A photograph of drug samples sent as samples to doctors in Britain in the early 1960s, taken for 'The People' in 1962. There was concern that doctors were too influenced by drug companies, prescribing drugs to patients whether they really needed them or not. The introduction of 'wonderdrugs' such as penicillin during the middle of the twentieth century led to a belief that drugs would eventually be able to treat a wide variety of ills, both physical and mental. Although great advances were made some drugs proved to be of little use whilst others proved to be dangerous or addictive. This photograph has been selected from the Daily Herald Archive, a collection of over three million photographs. The archive holds work of international, national and local importance by both staff and agency photographers.

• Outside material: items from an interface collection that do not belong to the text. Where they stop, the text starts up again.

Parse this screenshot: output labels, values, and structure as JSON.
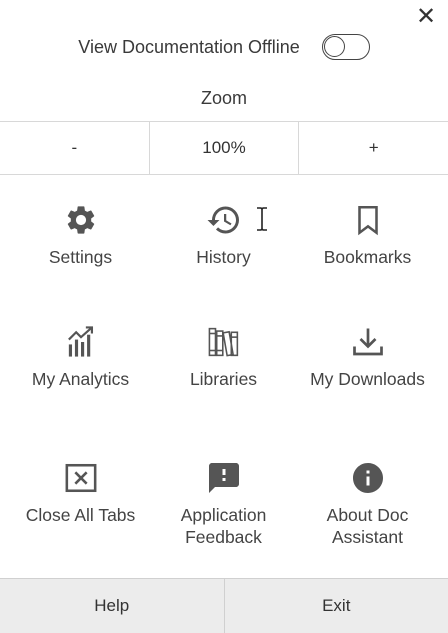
{
  "close_label": "✕",
  "offline": {
    "label": "View Documentation Offline",
    "enabled": false
  },
  "zoom": {
    "label": "Zoom",
    "decrease": "-",
    "value": "100%",
    "increase": "+"
  },
  "tiles": [
    {
      "label": "Settings",
      "icon": "gear-icon"
    },
    {
      "label": "History",
      "icon": "history-icon"
    },
    {
      "label": "Bookmarks",
      "icon": "bookmark-icon"
    },
    {
      "label": "My Analytics",
      "icon": "analytics-icon"
    },
    {
      "label": "Libraries",
      "icon": "books-icon"
    },
    {
      "label": "My Downloads",
      "icon": "download-icon"
    },
    {
      "label": "Close All Tabs",
      "icon": "close-box-icon"
    },
    {
      "label": "Application Feedback",
      "icon": "feedback-icon"
    },
    {
      "label": "About Doc Assistant",
      "icon": "info-icon"
    }
  ],
  "footer": {
    "help": "Help",
    "exit": "Exit"
  },
  "colors": {
    "icon": "#555555",
    "footer_bg": "#ececec",
    "border": "#d8d8d8"
  }
}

© Daily Herald Archive / National Science & Media Museum / Science & Society Picture Library